-- To do --
Scan the data. Collect each line that contains the word "USDJPY".

-- Record excerpts --

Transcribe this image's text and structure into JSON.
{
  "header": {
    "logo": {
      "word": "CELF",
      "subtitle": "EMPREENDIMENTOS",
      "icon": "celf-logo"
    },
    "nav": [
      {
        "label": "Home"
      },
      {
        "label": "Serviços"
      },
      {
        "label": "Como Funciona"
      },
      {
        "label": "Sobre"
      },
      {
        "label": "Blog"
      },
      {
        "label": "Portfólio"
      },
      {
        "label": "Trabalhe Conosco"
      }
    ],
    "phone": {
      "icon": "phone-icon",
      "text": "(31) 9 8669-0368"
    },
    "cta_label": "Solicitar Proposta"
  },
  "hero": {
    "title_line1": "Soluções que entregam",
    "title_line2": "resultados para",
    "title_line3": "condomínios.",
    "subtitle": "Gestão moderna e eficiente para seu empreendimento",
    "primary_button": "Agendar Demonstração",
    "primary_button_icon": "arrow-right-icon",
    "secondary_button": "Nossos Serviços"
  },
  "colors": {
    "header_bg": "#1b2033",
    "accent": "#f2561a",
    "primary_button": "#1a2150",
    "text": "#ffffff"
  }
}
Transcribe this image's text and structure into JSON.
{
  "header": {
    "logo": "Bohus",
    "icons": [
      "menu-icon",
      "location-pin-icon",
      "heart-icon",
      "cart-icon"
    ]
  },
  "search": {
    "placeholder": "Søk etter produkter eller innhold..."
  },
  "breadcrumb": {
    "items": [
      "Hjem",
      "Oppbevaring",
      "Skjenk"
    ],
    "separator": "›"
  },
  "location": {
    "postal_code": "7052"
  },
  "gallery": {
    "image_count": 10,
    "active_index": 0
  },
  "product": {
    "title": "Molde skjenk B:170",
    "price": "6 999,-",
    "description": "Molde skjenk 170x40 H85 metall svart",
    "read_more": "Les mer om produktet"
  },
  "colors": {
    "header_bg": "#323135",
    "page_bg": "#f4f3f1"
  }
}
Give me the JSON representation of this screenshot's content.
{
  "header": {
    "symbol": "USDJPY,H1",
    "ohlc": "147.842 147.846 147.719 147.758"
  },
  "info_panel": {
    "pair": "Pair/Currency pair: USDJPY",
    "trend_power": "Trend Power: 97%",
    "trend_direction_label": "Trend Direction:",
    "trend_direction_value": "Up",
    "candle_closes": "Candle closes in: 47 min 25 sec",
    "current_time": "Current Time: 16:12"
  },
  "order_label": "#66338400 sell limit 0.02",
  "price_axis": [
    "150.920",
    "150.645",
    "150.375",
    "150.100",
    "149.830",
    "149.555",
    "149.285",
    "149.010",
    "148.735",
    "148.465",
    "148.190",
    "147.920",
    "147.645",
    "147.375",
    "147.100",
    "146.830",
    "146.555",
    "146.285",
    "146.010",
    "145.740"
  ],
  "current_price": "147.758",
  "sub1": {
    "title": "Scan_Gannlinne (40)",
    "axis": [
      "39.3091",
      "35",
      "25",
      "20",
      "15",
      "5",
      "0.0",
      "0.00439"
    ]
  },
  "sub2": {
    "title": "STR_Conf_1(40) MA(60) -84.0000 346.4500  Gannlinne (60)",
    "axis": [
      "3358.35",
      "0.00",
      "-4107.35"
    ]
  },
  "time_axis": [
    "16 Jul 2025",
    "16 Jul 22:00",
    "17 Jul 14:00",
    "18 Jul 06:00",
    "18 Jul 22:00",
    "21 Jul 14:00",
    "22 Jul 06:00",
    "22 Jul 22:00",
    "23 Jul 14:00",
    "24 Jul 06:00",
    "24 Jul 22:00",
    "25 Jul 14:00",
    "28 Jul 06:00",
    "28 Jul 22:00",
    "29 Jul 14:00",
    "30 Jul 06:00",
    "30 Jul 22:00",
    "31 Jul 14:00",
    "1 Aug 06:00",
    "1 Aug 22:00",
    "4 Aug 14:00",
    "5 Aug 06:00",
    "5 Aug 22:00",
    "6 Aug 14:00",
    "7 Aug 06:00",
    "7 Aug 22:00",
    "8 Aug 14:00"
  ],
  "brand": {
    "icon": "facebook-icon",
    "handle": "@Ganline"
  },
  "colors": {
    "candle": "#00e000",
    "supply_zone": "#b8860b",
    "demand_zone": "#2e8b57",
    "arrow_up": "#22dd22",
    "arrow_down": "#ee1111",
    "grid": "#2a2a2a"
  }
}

-- Output --
    "symbol": "USDJPY,H1",
    "pair": "Pair/Currency pair: USDJPY",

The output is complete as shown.